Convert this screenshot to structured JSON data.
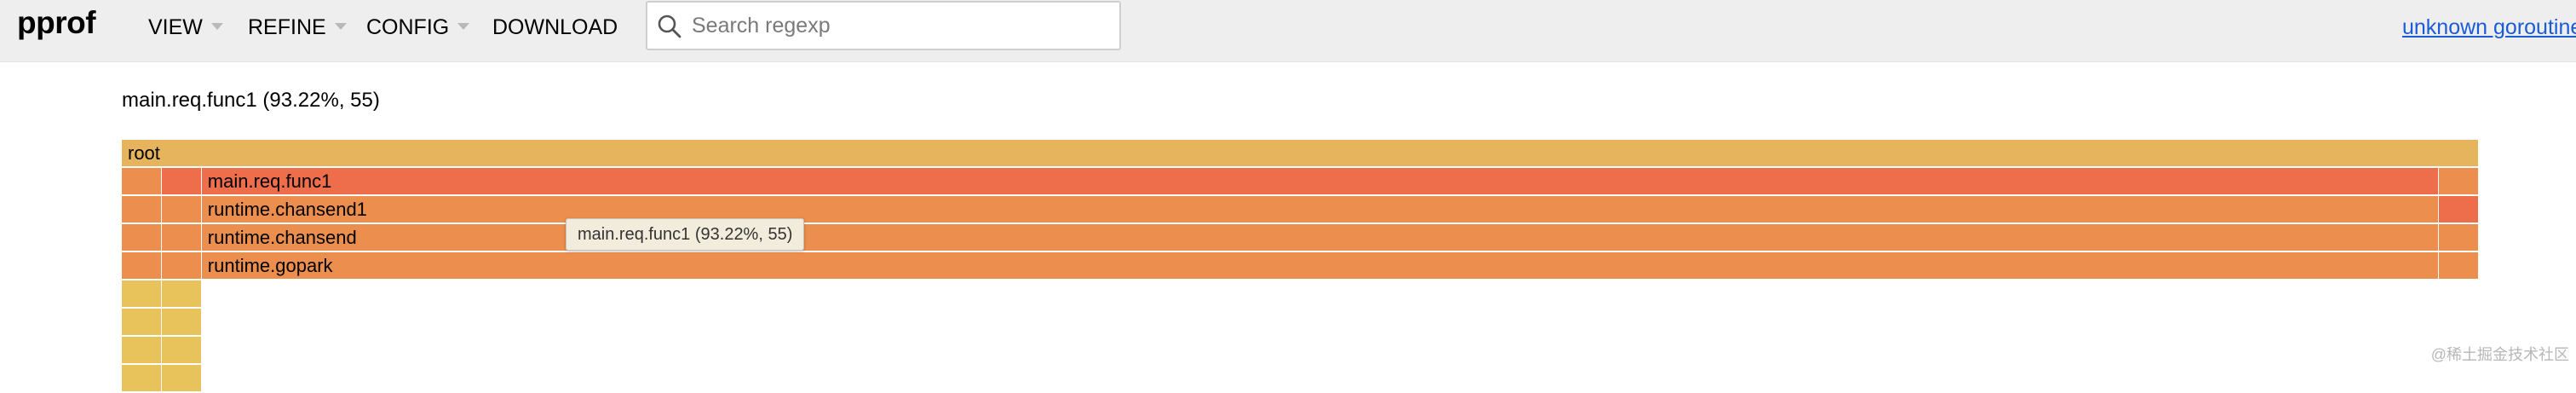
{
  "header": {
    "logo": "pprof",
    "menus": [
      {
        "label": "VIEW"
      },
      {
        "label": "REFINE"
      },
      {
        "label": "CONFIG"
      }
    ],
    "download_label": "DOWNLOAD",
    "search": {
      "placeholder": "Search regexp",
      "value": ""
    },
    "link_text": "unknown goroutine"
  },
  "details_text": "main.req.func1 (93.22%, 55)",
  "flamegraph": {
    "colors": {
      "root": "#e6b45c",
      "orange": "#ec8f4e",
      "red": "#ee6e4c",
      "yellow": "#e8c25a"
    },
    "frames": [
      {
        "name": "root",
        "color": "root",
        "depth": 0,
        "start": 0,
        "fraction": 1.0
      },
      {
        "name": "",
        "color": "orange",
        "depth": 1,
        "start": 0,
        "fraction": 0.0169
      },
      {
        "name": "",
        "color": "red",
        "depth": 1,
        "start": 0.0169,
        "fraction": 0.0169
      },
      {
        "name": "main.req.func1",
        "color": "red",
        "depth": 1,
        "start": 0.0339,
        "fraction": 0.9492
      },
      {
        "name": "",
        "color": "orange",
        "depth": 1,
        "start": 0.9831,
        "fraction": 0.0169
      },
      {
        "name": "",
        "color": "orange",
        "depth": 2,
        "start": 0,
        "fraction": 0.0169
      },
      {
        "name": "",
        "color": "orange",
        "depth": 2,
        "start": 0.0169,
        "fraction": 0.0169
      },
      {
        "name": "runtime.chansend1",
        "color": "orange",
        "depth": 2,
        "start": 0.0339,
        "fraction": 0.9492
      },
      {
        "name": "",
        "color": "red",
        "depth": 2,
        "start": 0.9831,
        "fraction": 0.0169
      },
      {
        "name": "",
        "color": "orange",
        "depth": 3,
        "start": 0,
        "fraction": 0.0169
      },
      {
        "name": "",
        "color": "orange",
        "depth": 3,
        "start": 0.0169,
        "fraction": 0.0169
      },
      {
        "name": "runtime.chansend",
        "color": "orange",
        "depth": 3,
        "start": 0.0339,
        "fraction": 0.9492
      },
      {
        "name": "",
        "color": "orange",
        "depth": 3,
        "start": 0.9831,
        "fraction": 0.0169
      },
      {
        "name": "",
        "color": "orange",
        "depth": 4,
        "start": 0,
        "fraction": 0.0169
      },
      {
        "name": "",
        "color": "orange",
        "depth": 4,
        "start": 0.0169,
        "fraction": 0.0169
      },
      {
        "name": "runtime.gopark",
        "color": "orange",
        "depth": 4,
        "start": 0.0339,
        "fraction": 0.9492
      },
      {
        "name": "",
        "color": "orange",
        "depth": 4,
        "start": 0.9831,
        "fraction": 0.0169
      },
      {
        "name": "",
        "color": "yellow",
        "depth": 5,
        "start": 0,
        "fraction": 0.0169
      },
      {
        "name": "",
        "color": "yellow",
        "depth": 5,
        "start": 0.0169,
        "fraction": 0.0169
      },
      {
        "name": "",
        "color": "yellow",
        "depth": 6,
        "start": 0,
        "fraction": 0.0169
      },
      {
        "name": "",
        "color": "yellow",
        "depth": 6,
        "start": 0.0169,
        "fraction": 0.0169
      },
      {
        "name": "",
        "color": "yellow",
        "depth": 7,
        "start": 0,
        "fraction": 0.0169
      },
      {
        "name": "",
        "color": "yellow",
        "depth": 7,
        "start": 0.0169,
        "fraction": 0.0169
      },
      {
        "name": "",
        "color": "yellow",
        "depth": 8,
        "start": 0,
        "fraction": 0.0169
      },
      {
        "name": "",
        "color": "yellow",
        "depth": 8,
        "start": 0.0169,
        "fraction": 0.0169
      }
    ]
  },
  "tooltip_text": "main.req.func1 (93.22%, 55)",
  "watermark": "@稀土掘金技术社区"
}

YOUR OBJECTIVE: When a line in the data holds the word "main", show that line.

YOUR RESPONSE:
  "details_text": "main.req.func1 (93.22%, 55)",
        "name": "main.req.func1",
  "tooltip_text": "main.req.func1 (93.22%, 55)",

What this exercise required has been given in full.